In 1971, the Benedictine sisters returned to Arkansas and were replaced by the Incarnate Word of the Blessed Sacrament Sisters from Victoria, Texas. Again, the school was supervised by a religious order, by Principal, Sister Borgia Polak, I.W.B.S.  The Incarnate Word sisters remained until 1980.

Since 1980, the school has been entirely staffed by lay employees. A campus minister was added in 2013 to increase the pastoral/ministerial presence at the school, further enabling them to continue to fulfill the school mission to provide academic excellence in a Catholic and Christ-centered environment.

The school has a tradition of growth that is matched by strong volunteerism and giving. An annual giving campaign addresses a tuition gap and feeds funds into an endowment to help ensure the future of Catholic education at Mary Immaculate School. In each of the past three years, this endowment—which in 2011 reached a $1 million goal four years earlier than originally planned—is supported by approximately 90% of current school families each year. An annual auction gala, led by the Parent/Teacher Club, also addresses tuition gap plus helps fund school activities such as field trips.

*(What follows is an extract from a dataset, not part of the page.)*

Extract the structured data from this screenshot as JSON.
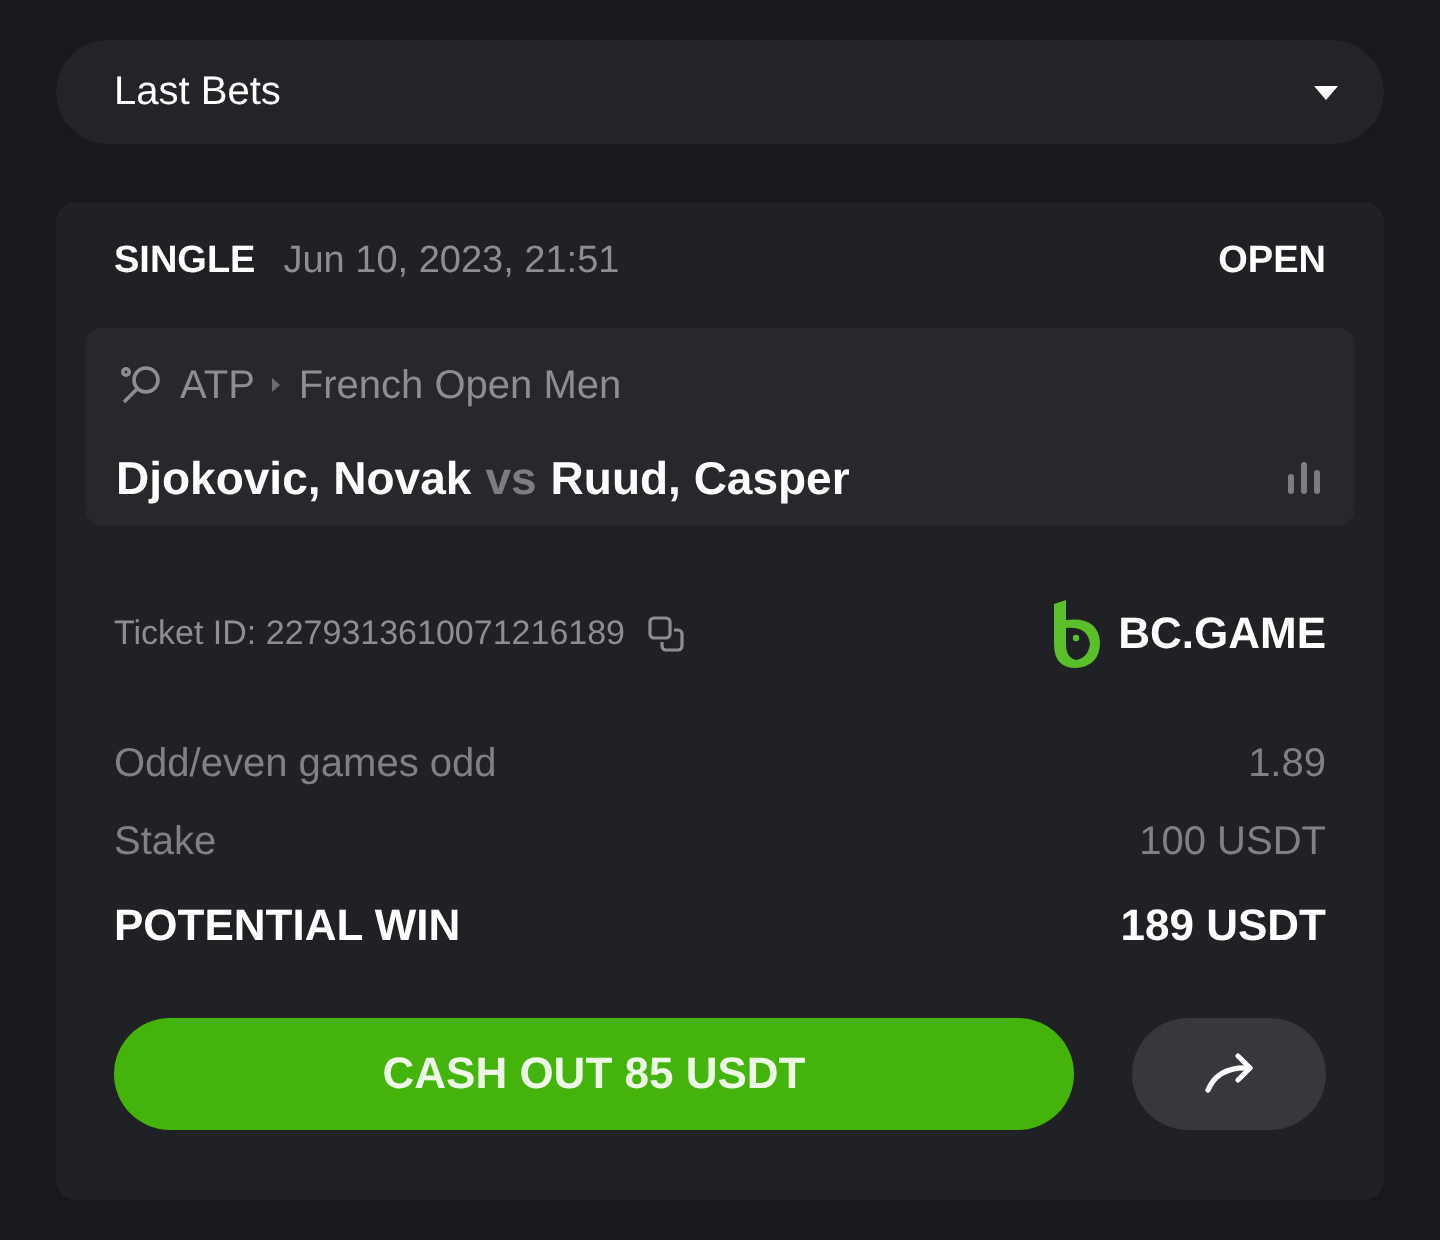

The $650,000 renovation of gym, art room, and offices in 2007 was financed entirely through the financial and physical efforts of parish, alumni and school families; and the $250,000 renovation of art room and science center in summer 2012 was also done without incurring bank debt. In 2012-13, over $100,000 was focused on security improvements for the school, which included a remodeled front entry with camera security system, a visitor management system, and magnetic locking door plus new double-keyed doorknobs for every classroom. A $550,000 renovation of the 7th/8th grade classrooms was aided by $170,000 in grants from foundations and local organizations.

Technology is addressed and upgraded on an annual basis, with a wireless network, Direct TV, a Weatherbug weather station, and interactive whiteboards in every classroom. Mobile laptop and iPad labs on wheels shared by each hallway are available for classroom use, while digital microscopes with probes and sensors that feed information directly to the laptops are used in the Science Lab.

In 2018-2019, the school had an enrollment of 448 students and was staffed by a professional staff of 34. The new principal for this school year is Sister Mary Anne Zuberbueler, O.P.

Mary Immaculate School has changed much over the years, but the school’s mission to provide academic excellence in a Catholic and Christ-centered environment remains the same. In 2008, the U.S. Department of Education recognized Mary Immaculate School as a Blue Ribbon School of Excellence, and the school’s priority to provide the best Catholic education possible continues.